#### Your assignment
I would like every line of the records below that contains the word "DUBARRY" copied.

____ Data excerpts

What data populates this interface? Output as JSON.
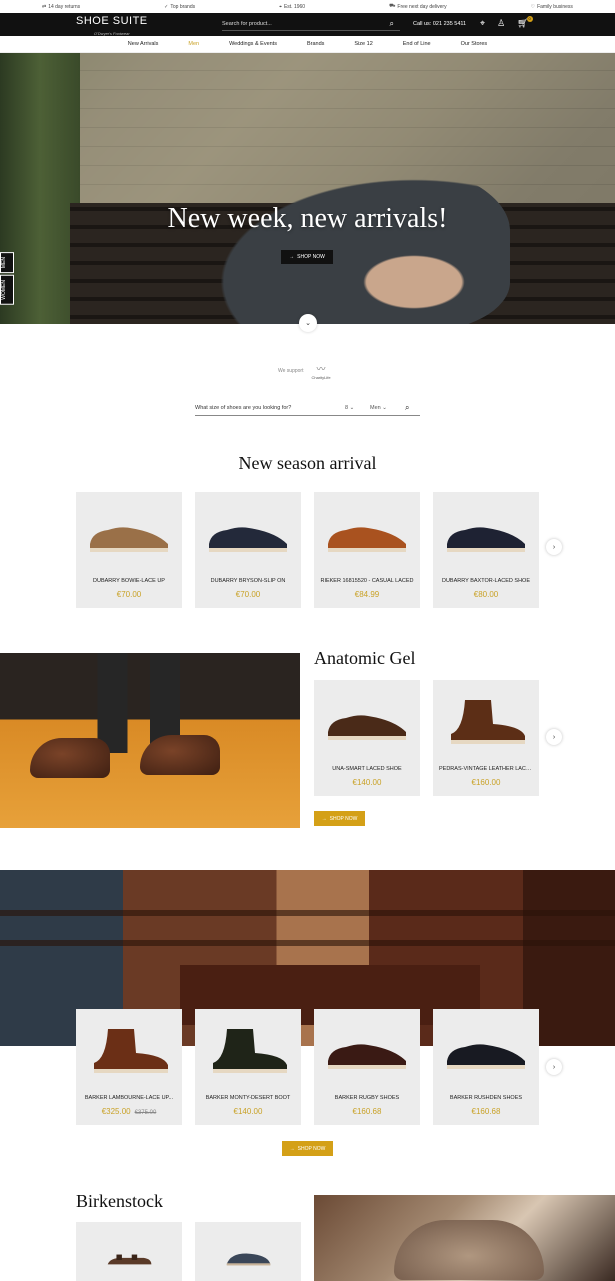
{
  "topbar": {
    "items": [
      {
        "icon": "return-icon",
        "label": "14 day returns"
      },
      {
        "icon": "check-icon",
        "label": "Top brands"
      },
      {
        "icon": "pin-icon",
        "label": "Est. 1960"
      },
      {
        "icon": "truck-icon",
        "label": "Free next day delivery"
      },
      {
        "icon": "heart-icon",
        "label": "Family business"
      }
    ]
  },
  "header": {
    "logo": "SHOE SUITE",
    "tagline": "O'Dwyer's Footwear",
    "search_placeholder": "Search for product...",
    "call_label": "Call us: 021 235 5411",
    "cart_count": "0"
  },
  "nav": {
    "items": [
      "New Arrivals",
      "Men",
      "Weddings & Events",
      "Brands",
      "Size 12",
      "End of Line",
      "Our Stores"
    ],
    "active": "Men"
  },
  "hero": {
    "title": "New week, new arrivals!",
    "button": "SHOP NOW",
    "side_tabs": [
      "MEN",
      "WOMEN"
    ]
  },
  "support": {
    "label": "We support",
    "charity": "CharityLife"
  },
  "size_search": {
    "question": "What size of shoes are you looking for?",
    "size": "8",
    "gender": "Men"
  },
  "new_season": {
    "title": "New season arrival",
    "products": [
      {
        "name": "DUBARRY BOWIE-LACE UP",
        "price": "€70.00",
        "color": "#9a7048"
      },
      {
        "name": "DUBARRY BRYSON-SLIP ON",
        "price": "€70.00",
        "color": "#23293a"
      },
      {
        "name": "RIEKER 16815520 - CASUAL LACED",
        "price": "€84.99",
        "color": "#a9521f"
      },
      {
        "name": "DUBARRY BAXTOR-LACED SHOE",
        "price": "€80.00",
        "color": "#1e2233"
      }
    ]
  },
  "anatomic": {
    "title": "Anatomic Gel",
    "button": "SHOP NOW",
    "products": [
      {
        "name": "UNA-SMART LACED SHOE",
        "price": "€140.00",
        "color": "#4a2a18"
      },
      {
        "name": "PEDRAS-VINTAGE LEATHER LACE...",
        "price": "€160.00",
        "color": "#5c2e16"
      }
    ]
  },
  "barker": {
    "button": "SHOP NOW",
    "products": [
      {
        "name": "BARKER LAMBOURNE-LACE UP...",
        "price": "€325.00",
        "old_price": "€375.00",
        "color": "#6b2f16"
      },
      {
        "name": "BARKER MONTY-DESERT BOOT",
        "price": "€140.00",
        "old_price": "",
        "color": "#1f2418"
      },
      {
        "name": "BARKER RUGBY SHOES",
        "price": "€160.68",
        "old_price": "",
        "color": "#3a1a14"
      },
      {
        "name": "BARKER RUSHDEN SHOES",
        "price": "€160.68",
        "old_price": "",
        "color": "#181a22"
      }
    ]
  },
  "birkenstock": {
    "title": "Birkenstock"
  },
  "colors": {
    "accent": "#c9a227",
    "dark": "#111111",
    "card": "#ececec"
  }
}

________

#### Answer section
        "name": "DUBARRY BOWIE-LACE UP",
        "name": "DUBARRY BRYSON-SLIP ON",
        "name": "DUBARRY BAXTOR-LACED SHOE",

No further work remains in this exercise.